‘Switched-on’ leaders have an opportunity to interpret the clues that people provide about their filters or preferences. Then they can match their communication style to the person so they are in strong rapport. Here are some examples:
- Introvert/extrovert – (this is the filter that determines from where you get your energy). When dealing with an introvert ‘cut to the chase’, reduce the small talk, give them time to process their thoughts and don’t talk over the top of their thinking! If the customer or employee is an extrovert allocate more time for them to talk about whatever they want and manage them by gently moving them back to the topic.
- Internal/external frame of reference – (this is the filter related to your locus of judgement). If your customer or employee has an internal frame of reference it means they have an internal barometer that tells them what is right, and they have a strong need to reach their own conclusions. Don’t sell too hard to this type of person. Instead, provide information to help them make up their own mind. Don’t push them, ask them what they think. If they have an external frame of reference this means they have no internal barometer that tells them what’s right so you need to help them come to a decision by building credibility with testimonials and product reviews.
- Matcher/mismatcher – (this filter determines how we process and compare new data). If your customer has a matching preference they tend to be easier to sell and convince or influence because they more naturally want to agree that it’s good to do business with you. If your customer/employee has a mismatcher preference then it is more important to be clever with your linguistic patterns so they can’t disagree with your point of view. For more information on linguistic patterns, why not register to attend my Persuasive Presentation Skills Masterclass.
- Specific/global – (this filter explains how you prefer to think about information). If your customer, or employee has a specific preference they need a detailed presentation with facts, figures, details, charts and statistics in order to make a decision. If your customer has a global preference they need shorter, more conceptual presentations and pitches.
Interesting isn’t it?! This is just a summary of 4 out of 50 different filters.
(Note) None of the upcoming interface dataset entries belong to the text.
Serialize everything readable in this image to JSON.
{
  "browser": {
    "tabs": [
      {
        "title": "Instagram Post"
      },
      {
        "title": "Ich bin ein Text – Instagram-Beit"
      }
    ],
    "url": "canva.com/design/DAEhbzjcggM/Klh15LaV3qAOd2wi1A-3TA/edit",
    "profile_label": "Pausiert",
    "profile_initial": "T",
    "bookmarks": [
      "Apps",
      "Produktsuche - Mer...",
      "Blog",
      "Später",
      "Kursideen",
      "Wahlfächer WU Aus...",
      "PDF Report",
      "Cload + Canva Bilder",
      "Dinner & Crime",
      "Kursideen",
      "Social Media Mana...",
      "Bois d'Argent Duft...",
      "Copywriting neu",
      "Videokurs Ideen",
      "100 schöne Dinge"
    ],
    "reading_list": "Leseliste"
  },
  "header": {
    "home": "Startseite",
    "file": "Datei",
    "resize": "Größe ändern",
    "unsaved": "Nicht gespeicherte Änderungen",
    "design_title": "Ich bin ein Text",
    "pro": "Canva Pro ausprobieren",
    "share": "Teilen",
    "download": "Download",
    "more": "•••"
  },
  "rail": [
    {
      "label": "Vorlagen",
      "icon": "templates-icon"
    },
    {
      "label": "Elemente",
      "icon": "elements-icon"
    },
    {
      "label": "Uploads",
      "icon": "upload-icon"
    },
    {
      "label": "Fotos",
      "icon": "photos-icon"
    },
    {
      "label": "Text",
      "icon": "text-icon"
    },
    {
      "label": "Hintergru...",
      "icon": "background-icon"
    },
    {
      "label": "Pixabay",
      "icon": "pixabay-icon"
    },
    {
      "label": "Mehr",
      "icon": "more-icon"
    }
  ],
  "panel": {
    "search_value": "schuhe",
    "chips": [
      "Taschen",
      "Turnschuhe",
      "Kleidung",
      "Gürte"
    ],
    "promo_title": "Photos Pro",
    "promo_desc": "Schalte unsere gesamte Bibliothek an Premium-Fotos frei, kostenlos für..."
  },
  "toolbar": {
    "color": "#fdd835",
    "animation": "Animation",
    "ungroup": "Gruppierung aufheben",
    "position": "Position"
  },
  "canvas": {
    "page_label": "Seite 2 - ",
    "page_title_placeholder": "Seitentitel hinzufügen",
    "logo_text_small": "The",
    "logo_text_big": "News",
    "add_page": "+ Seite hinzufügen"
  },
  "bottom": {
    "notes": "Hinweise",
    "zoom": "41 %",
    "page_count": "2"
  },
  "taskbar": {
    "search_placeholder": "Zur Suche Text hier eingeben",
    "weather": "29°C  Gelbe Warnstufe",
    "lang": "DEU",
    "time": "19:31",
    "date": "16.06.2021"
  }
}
If you think your workplace would benefit from one of my entertaining, thought-provoking and practical sessions called Understanding People for an hour, ½ day or full day, please contact me for more information firstname.lastname@example.org
The key to fulfilling and productive relationships is being able to build rapport and connect with others. You’ll be better placed to do this if you use the personality filters to achieve a deep understanding of yourself and others. Couple this improved understanding with a keenness to ‘flex’ your style to build the strongest rapport you can. They help us to celebrate our strengths and the strengths of others. So, enjoy getting to know the people around you. Celebrate your sameness and difference and achieve the most from your relationships. You don’t have to change the world with your actions, just take personal responsibility for the decisions you make and they way you chose to treat the people around you every day. If we all did that it would be a better world. The people around you aren’t dysfunctional, just different to you!